The exponential growth of the last 10 years or so had too much of an impact for a city as small as Macau to handle. Now, the traffic situation has deteriorated to its lowest levels where passengers fear for their physical integrity when taking a taxi, or even when trying to do it – as seen in the outrageous case of Ms Azevedo and friends yesterday (reported above).
I myself have my own very recent taxi driver hatred story to tell, which may be important because it adds up to profile the bad examples in the cab industry.
About two weeks ago, I was trying to get a cab at the taxi stand near BCM Building in downtown Macau – probably the worst crossing when it comes to traffic. Just upon my arrival a group of 4 tourists was trying to get the taxi which had just arrived at the standing line with its duty light on. After a short argument, the tourists gave up, the driver switched off the “free” sign and stood there: parked right at the front of the line. As I was next in the queue, I approached the taxi man and I told him in English, pointing up to the sign: “If you are not on duty you cannot park here.” He replied very annoyed: “No English.” No English? Okay I’m going to call the police, said I while starting to take pictures of the taxi from the back to catch the license plate number (see picture).
Suddenly the driver started the engine, heavily hitting both the gas and the brake pedals at the same time, thus producing a disgusting black cloud of smoke directed right at me. He then moved away quickly from the taxi stand. I was appalled, but had no choice but to stand there for another 20 minutes till I got my ride.
From my office window I clearly see that waiting line every day. As I write these words, it’s around 8pm. I see a queue the length of the sidewalk, stretching about 30 meters. Black taxis approach the would-be-passengers in a slow march causing the cars behind them to honk and jam while they “fish” for an off-the-book ride. For a good 10 minutes, no taxi stopped at that taxi stand – none.
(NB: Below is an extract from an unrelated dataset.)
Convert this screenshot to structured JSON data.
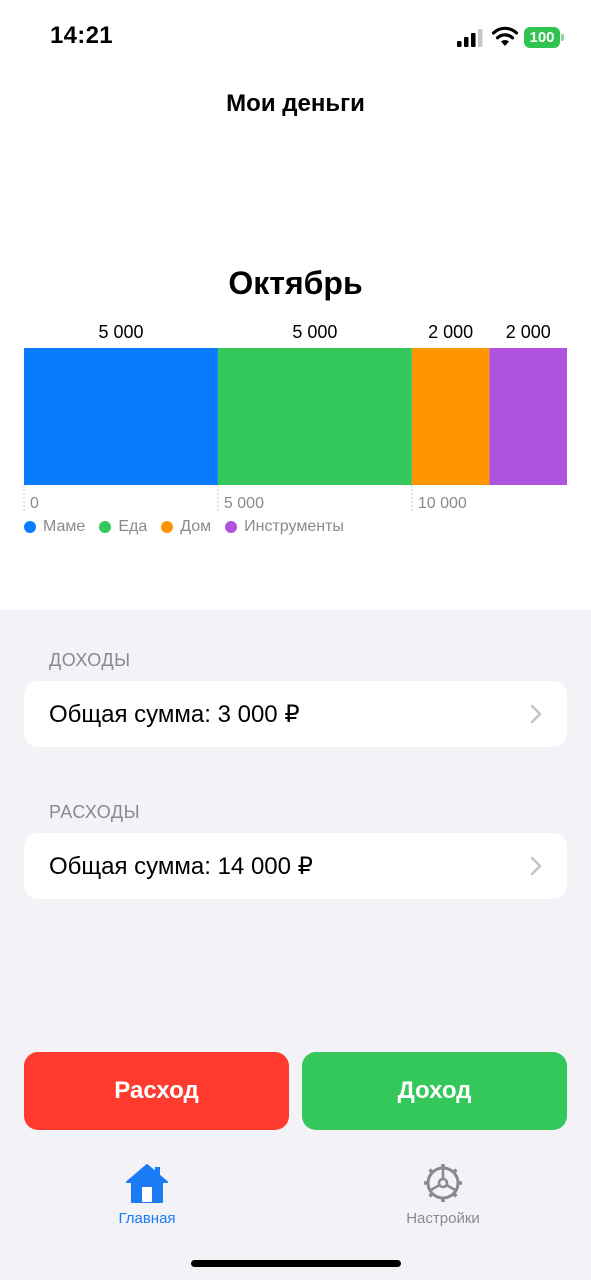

They just don’t care.
So I don’t think Andrew Scott – quoted in the epigraph – is out of line when he says something tragic may happen if this situation prevails. Because what we are seeing here is our own version of the Scorsese/De Niro cult-movie. Only in this case instead of a psychopath we have a gang of organized “sociopaths” that, to say the least, have no sense whatsoever of their duty as providers of a service to the community, which is moreover, a public service.